Genre: Non-fiction, parenting
Star Rating (out of 5): ****
Reading Around the World: France
American mother Pamela Druckerman opens her book by describing a “vacation” she, her British husband, and their 18 month old daughter took to a seaside town a few hours outside Paris. “We quickly discover that two restaurant meals a day, with a toddler, deserve to be their own circle of hell.” This is a sentiment that I suspect most American parents have experienced at least once. However, Druckerman notes that, “After a few more restaurant meals, I notice that the French families all around us don’t look like they’re in hell. Weirdly, they look like they’re on vacation.”
This shocking observation sets Druckerman on a mission to discover why French children do such mind-boggling things as sleep through the night at three months old, eat gourmet meals with nary a chicken nugget in sight, and spend play dates independently playing while their mothers sip café crème and have uninterrupted conversations.
Druckerman finds that the gulf between American and French attitudes about parenting begins as early as pregnancy. She comments insightfully: “American women typically demonstrate our commitment [to our unborn children] by worrying and showing how much we’re willing to sacrifice, even while pregnant; whereas Frenchwomen signal their commitment by projecting calm and flaunting the fact that they haven’t renounced pleasure.”
Easy-to-read and entertaining, Bringing Up Bebe is part biography, part travelogue, and part journalistic inquiry as Druckerman writes about her own observations, interviews French parents and teachers, and includes bits of psychological and sociological research findings. Druckerman excels at explaining not just what Parisian parents do differently, but why they do those things differently and what goals and values motivate those decisions.
While there are certainly a lot of aspects of French parenting that I will not be adopting myself, the most interesting thing about the book was getting a fresh perspective and challenge on parenting values that American culture simply takes for granted, and having a chance to think through whether those values and methods really are what’s best for our family. Interestingly, I often found myself agreeing with the French assessment of why some American methods are damaging to children, but disagreeing with the French alternatives. When it came down to moral decisions, many Biblical parenting concepts that I would consider the best ways to deal with parenting issues were notably absent from both the American and French philosophies. However, there were numerous methods for dealing with practical day-to-day life that I found fascinating and worth giving a try.
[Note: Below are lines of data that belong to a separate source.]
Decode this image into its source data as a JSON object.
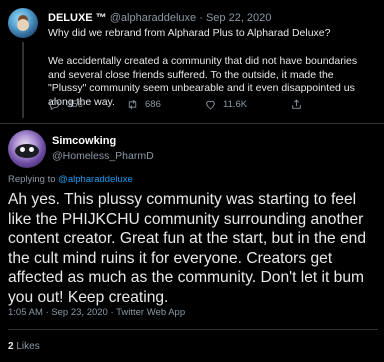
{
  "parent_tweet": {
    "display_name": "DELUXE ™",
    "handle": "@alpharaddeluxe",
    "separator": "·",
    "date": "Sep 22, 2020",
    "text_line1": "Why did we rebrand from Alpharad Plus to Alpharad Deluxe?",
    "text_line2": "We accidentally created a community that did not have boundaries and several close friends suffered. To the outside, it made the \"Plussy\" community seem unbearable and it even disappointed us along the way.",
    "replies_count": "356",
    "retweets_count": "686",
    "likes_count": "11.6K"
  },
  "reply_tweet": {
    "display_name": "Simcowking",
    "handle": "@Homeless_PharmD",
    "replying_label": "Replying to",
    "replying_to": "@alpharaddeluxe",
    "body": "Ah yes. This plussy community was starting to feel like the PHIJKCHU community surrounding another content creator. Great fun at the start, but in the end the cult mind ruins it for everyone. Creators get affected as much as the community. Don't let it bum you out! Keep creating.",
    "time": "1:05 AM",
    "date": "Sep 23, 2020",
    "source": "Twitter Web App",
    "likes_count": "2",
    "likes_label": "Likes"
  }
}
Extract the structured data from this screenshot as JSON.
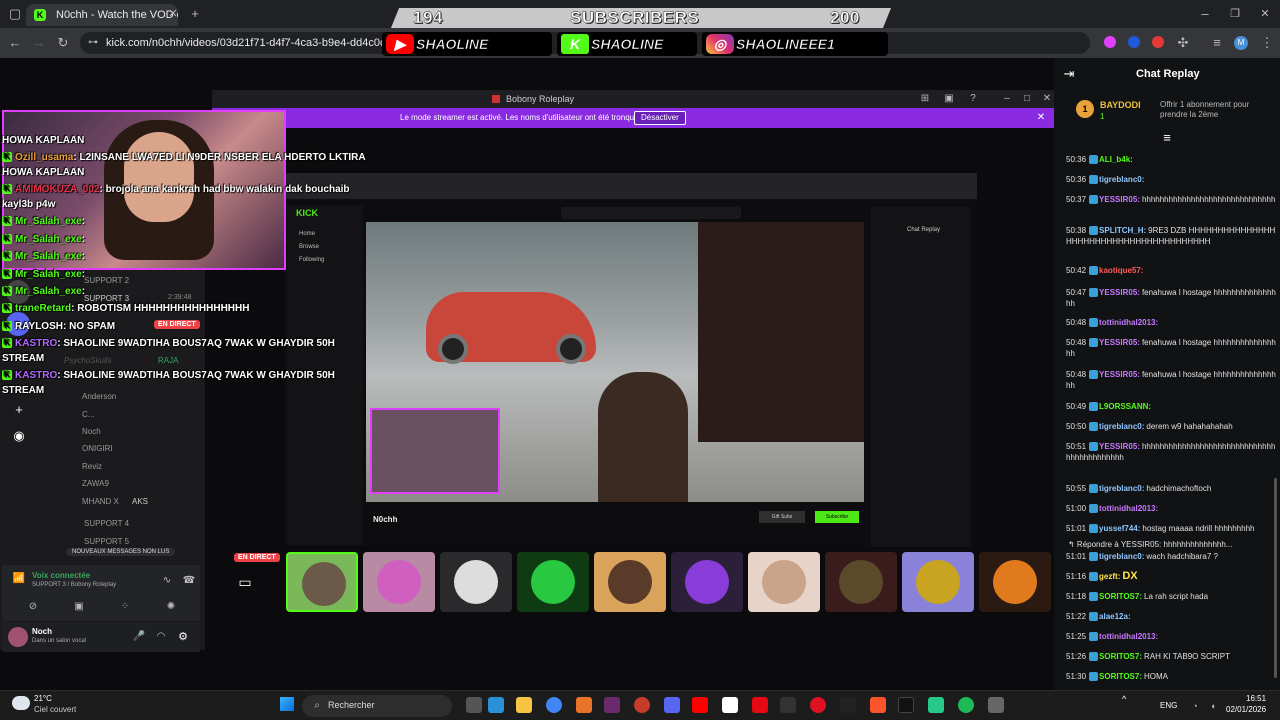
{
  "browser": {
    "tab_title": "N0chh - Watch the VOD on",
    "url": "kick.com/n0chh/videos/03d21f71-d4f7-4ca3-b9e4-dd4c0c97f576"
  },
  "overlay": {
    "sub_current": "194",
    "sub_label": "SUBSCRIBERS",
    "sub_goal": "200",
    "youtube": "SHAOLINE",
    "kick": "SHAOLINE",
    "instagram": "SHAOLINEEE1"
  },
  "game_window": {
    "title": "Bobony Roleplay",
    "streamer_notice": "Le mode streamer est activé. Les noms d'utilisateur ont été tronqués.",
    "disable_button": "Désactiver"
  },
  "stream_chat": [
    {
      "text": "HOWA KAPLAAN"
    },
    {
      "user": "Ozill_usama",
      "user_color": "#e9a23b",
      "msg": ": L2INSANE LWA7ED LI N9DER NSBER ELA HDERTO LKTIRA"
    },
    {
      "text": "HOWA KAPLAAN"
    },
    {
      "user": "AMIMOKUZA_002",
      "user_color": "#e8324a",
      "msg": ": brojola ana kankrah had bbw walakin dak bouchaib"
    },
    {
      "text": "kayl3b p4w"
    },
    {
      "user": "Mr_Salah_exe",
      "user_color": "#53fc18",
      "msg": ":"
    },
    {
      "user": "Mr_Salah_exe",
      "user_color": "#53fc18",
      "msg": ":"
    },
    {
      "user": "Mr_Salah_exe",
      "user_color": "#53fc18",
      "msg": ":"
    },
    {
      "user": "Mr_Salah_exe",
      "user_color": "#53fc18",
      "msg": ":"
    },
    {
      "user": "Mr_Salah_exe",
      "user_color": "#53fc18",
      "msg": ":"
    },
    {
      "user": "traneRetard",
      "user_color": "#53fc18",
      "msg": ": ROBOTISM HHHHHHHHHHHHHHHH"
    },
    {
      "user": "RAYLOSH",
      "user_color": "#ffffff",
      "msg": ": NO SPAM"
    },
    {
      "user": "KASTRO",
      "user_color": "#b36bff",
      "msg": ": SHAOLINE 9WADTIHA BOUS7AQ 7WAK W GHAYDIR 50H"
    },
    {
      "text": "STREAM"
    },
    {
      "user": "KASTRO",
      "user_color": "#b36bff",
      "msg": ": SHAOLINE 9WADTIHA BOUS7AQ 7WAK W GHAYDIR 50H"
    },
    {
      "text": "STREAM"
    }
  ],
  "discord": {
    "live_badge": "EN DIRECT",
    "live_badge2": "EN DIRECT",
    "channels": [
      "SUPPORT 2",
      "SUPPORT 3",
      "SUPPORT 4",
      "SUPPORT 5"
    ],
    "support3_time": "2:39:48",
    "members": [
      "PsychoSkulls",
      "RAJA",
      "Anderson",
      "C...",
      "Noch",
      "ONIGIRI",
      "Reviz",
      "ZAWA9",
      "MHAND X",
      "AKS"
    ],
    "new_messages": "NOUVEAUX MESSAGES NON LUS",
    "voice_connected": "Voix connectée",
    "voice_channel": "SUPPORT 3 / Bobony Roleplay",
    "user_name": "Noch",
    "user_status": "Dans un salon vocal"
  },
  "chat_replay": {
    "title": "Chat Replay",
    "pinned_user": "BAYDODI",
    "pinned_count": "1",
    "pinned_text": "Offrir 1 abonnement pour prendre la 2ème",
    "messages": [
      {
        "ts": "50:36",
        "user": "ALI_b4k:",
        "color": "#53fc18",
        "msg": ""
      },
      {
        "ts": "50:36",
        "user": "tigreblanc0:",
        "color": "#8ec7ff",
        "msg": ""
      },
      {
        "ts": "50:37",
        "user": "YESSIR05:",
        "color": "#c87bff",
        "msg": "hhhhhhhhhhhhhhhhhhhhhhhhhhhhhh"
      },
      {
        "ts": "50:38",
        "user": "SPLITCH_H:",
        "color": "#8ec7ff",
        "msg": "9RE3 DZB HHHHHHHHHHHHHHHHHHHHHHHHHHHHHHHHHHHHHHHH"
      },
      {
        "ts": "50:42",
        "user": "kaotique57:",
        "color": "#ff5a5a",
        "msg": ""
      },
      {
        "ts": "50:47",
        "user": "YESSIR05:",
        "color": "#c87bff",
        "msg": "fenahuwa l hostage hhhhhhhhhhhhhhhh"
      },
      {
        "ts": "50:48",
        "user": "tottinidhal2013:",
        "color": "#c87bff",
        "msg": ""
      },
      {
        "ts": "50:48",
        "user": "YESSIR05:",
        "color": "#c87bff",
        "msg": "fenahuwa l hostage hhhhhhhhhhhhhhhh"
      },
      {
        "ts": "50:48",
        "user": "YESSIR05:",
        "color": "#c87bff",
        "msg": "fenahuwa l hostage hhhhhhhhhhhhhhhh"
      },
      {
        "ts": "50:49",
        "user": "L9ORSSANN:",
        "color": "#53fc18",
        "msg": ""
      },
      {
        "ts": "50:50",
        "user": "tigreblanc0:",
        "color": "#8ec7ff",
        "msg": "derem w9 hahahahahah"
      },
      {
        "ts": "50:51",
        "user": "YESSIR05:",
        "color": "#c87bff",
        "msg": "hhhhhhhhhhhhhhhhhhhhhhhhhhhhhhhhhhhhhhhhhhh"
      },
      {
        "ts": "50:55",
        "user": "tigreblanc0:",
        "color": "#8ec7ff",
        "msg": "hadchimachoftoch"
      },
      {
        "ts": "51:00",
        "user": "tottinidhal2013:",
        "color": "#c87bff",
        "msg": ""
      },
      {
        "ts": "51:01",
        "user": "yussef744:",
        "color": "#8ec7ff",
        "msg": "hostag maaaa ndrill hhhhhhhhh"
      },
      {
        "ts": "",
        "user": "",
        "color": "#aaa",
        "msg": "↰ Répondre à YESSIR05: hhhhhhhhhhhhhh..."
      },
      {
        "ts": "51:01",
        "user": "tigreblanc0:",
        "color": "#8ec7ff",
        "msg": "wach hadchibara7 ?"
      },
      {
        "ts": "51:16",
        "user": "gezft:",
        "color": "#ffe14d",
        "msg": "DX"
      },
      {
        "ts": "51:18",
        "user": "SORITOS7:",
        "color": "#53fc18",
        "msg": "La rah script hada"
      },
      {
        "ts": "51:22",
        "user": "alae12a:",
        "color": "#8ec7ff",
        "msg": ""
      },
      {
        "ts": "51:25",
        "user": "tottinidhal2013:",
        "color": "#c87bff",
        "msg": ""
      },
      {
        "ts": "51:26",
        "user": "SORITOS7:",
        "color": "#53fc18",
        "msg": "RAH KI TAB9O SCRIPT"
      },
      {
        "ts": "51:30",
        "user": "SORITOS7:",
        "color": "#53fc18",
        "msg": "HOMA"
      }
    ]
  },
  "inner_screen": {
    "chat_replay": "Chat Replay",
    "channel": "N0chh",
    "subscribe": "Subscribe",
    "gift_subs": "Gift Subs",
    "following": "Following",
    "browse": "Browse",
    "home": "Home"
  },
  "taskbar": {
    "weather_temp": "21°C",
    "weather_desc": "Ciel couvert",
    "search": "Rechercher",
    "lang": "ENG",
    "time": "16:51",
    "date": "02/01/2026"
  }
}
I wouldn’t recommend reading it if you tend to feel guilt or pressure with every new parenting technique, but if you can take it with a grain of salt, it’s an interesting and amusing read.